» Assignment
Determine which lines of the records include the word "JSON", and copy them.

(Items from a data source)
· · · · ·

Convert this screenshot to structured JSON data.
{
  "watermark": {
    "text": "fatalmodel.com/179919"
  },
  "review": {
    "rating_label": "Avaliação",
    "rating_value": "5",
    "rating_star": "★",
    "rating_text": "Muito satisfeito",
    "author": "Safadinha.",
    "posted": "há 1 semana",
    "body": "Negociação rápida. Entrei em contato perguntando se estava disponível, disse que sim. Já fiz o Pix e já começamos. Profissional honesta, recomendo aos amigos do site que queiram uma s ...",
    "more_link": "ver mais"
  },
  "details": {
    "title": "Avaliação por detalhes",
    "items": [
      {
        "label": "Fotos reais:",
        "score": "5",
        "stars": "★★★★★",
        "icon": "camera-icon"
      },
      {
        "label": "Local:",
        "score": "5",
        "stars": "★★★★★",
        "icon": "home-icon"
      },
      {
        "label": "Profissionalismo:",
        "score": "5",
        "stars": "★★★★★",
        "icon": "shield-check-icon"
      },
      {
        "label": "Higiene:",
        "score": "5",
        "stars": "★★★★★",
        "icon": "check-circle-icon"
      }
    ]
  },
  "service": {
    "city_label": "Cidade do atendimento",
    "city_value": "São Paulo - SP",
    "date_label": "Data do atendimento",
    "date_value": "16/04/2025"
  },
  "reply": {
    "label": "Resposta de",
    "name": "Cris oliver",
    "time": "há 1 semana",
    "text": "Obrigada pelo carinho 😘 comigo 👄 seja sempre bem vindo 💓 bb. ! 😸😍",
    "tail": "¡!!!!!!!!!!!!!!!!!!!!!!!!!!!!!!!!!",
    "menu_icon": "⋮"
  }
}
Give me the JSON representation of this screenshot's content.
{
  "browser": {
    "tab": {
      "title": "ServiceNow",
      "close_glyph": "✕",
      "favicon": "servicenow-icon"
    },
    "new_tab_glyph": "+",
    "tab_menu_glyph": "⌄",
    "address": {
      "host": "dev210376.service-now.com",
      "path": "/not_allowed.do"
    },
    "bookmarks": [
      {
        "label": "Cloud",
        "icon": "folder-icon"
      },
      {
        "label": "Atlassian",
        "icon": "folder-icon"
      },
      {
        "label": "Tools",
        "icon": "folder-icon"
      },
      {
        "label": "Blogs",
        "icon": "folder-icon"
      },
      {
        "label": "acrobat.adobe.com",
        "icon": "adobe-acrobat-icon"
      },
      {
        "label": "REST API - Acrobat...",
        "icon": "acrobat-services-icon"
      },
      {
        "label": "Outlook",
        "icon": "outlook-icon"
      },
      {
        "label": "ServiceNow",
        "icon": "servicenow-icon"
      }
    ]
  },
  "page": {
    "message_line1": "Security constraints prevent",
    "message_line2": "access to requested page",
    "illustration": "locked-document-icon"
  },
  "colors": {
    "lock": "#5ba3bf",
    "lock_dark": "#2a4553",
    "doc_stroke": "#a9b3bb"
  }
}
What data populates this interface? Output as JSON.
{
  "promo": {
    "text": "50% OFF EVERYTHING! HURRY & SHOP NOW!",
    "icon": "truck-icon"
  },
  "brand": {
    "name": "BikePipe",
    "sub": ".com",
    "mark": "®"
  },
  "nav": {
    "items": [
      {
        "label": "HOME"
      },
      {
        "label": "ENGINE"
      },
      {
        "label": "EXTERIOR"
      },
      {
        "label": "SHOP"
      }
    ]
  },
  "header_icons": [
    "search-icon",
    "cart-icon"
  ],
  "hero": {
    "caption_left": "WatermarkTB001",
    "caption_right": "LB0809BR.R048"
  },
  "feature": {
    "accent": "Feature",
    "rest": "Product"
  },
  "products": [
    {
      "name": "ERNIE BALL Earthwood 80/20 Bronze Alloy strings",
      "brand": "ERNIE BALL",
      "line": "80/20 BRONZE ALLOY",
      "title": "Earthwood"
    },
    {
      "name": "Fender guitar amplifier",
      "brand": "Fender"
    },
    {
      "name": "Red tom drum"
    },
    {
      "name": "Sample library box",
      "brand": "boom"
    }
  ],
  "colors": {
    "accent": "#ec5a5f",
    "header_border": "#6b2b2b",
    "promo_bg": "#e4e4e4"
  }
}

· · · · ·

» The completed task
Convert this screenshot to structured JSON data.
Give me the JSON representation of this screenshot's content.
What data populates this interface? Output as JSON.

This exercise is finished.